Being in the honey industry for 40-odd years is not enough for Margaret and her husband Bill Bennett.
"We hope we'll be some of the ones that keep on going through - that survive," Bill said as we enter the honey house with citrus and magenta-coloured hives piled high.
Their persistence and passion come as no surprise. The couple pioneered the UMF grading system 25 years ago and they have campaigned for it ever since.
And while they are taking a small step back, son Andrew and son-in-law James Jeffery are both now beekeepers for their business, SummerGlow Apiaries.
Listen to the full interview here: Listen Now
The couple started beekeeping in 1976. Bill had inherited his love for bees from his uncle, who was also a beekeeper.
In the early 1980's research from Dr Peter Molan stated the medicinal benefits of mānuka Honey. It was something Bill could easily accept as his uncle had the same beliefs, Margaret said.
"We produced a bit of mānuka honey and we had it tested and found it had the health-giving attributes that are unique to mānuka honey and thought 'oh this is great'."
And that's where the real story begins.
After some financial difficulty, the couple decided to sell the honey themselves.
"But we are beekeepers, we don't know anything about marketing at all," Margaret said.
So off they went for a meeting with TradeNZ, the predecessor of Trade and Enterprise New Zealand. After talking, two further meetings were called with all in the industry to name and set standards for mānuka honey.
Margaret said that it would ensure the consumer knew what they were buying - "the real McCoy".
"A few years later when the name UMF was devised ... it became known as the UMF Honey Association."
Standing for unique mānuka factor, Margaret said the naming came from Dr Peter Molan himself.
"He was at a cafe outside and the sun was beaming down on his head, and his head is like Bill's, with no hair.
"And he jokingly said I need some sunscreen on there - SPF, UMF, they had it."
From 2002 until this year, Margaret held a position on the association's board, only stepping down due to age, hoping some new blood would come in.
"I still have a very good relationship with the board so I say I'm still niggling in the background just to see it's still heading in the direction."
Margaret said she would like to see mānuka viewed as a nutraceutical product, and away from a food product.
"What we need is good outcome research into what the honey can do for the consumer.

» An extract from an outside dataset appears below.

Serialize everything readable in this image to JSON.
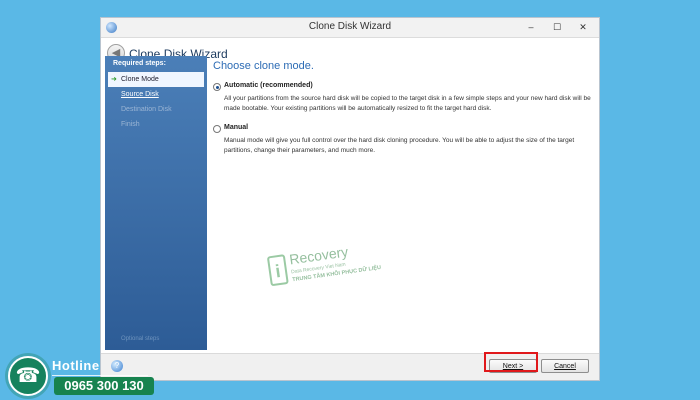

Once you do that, the consumer is giving a reason to want to buy the honey, that's not just a number, not just a name."
They have more than 3500 beehives located in the greater Waikato region, in the pristine bush areas of the northern King Country and in the remote Forgotten World region of North Taranaki.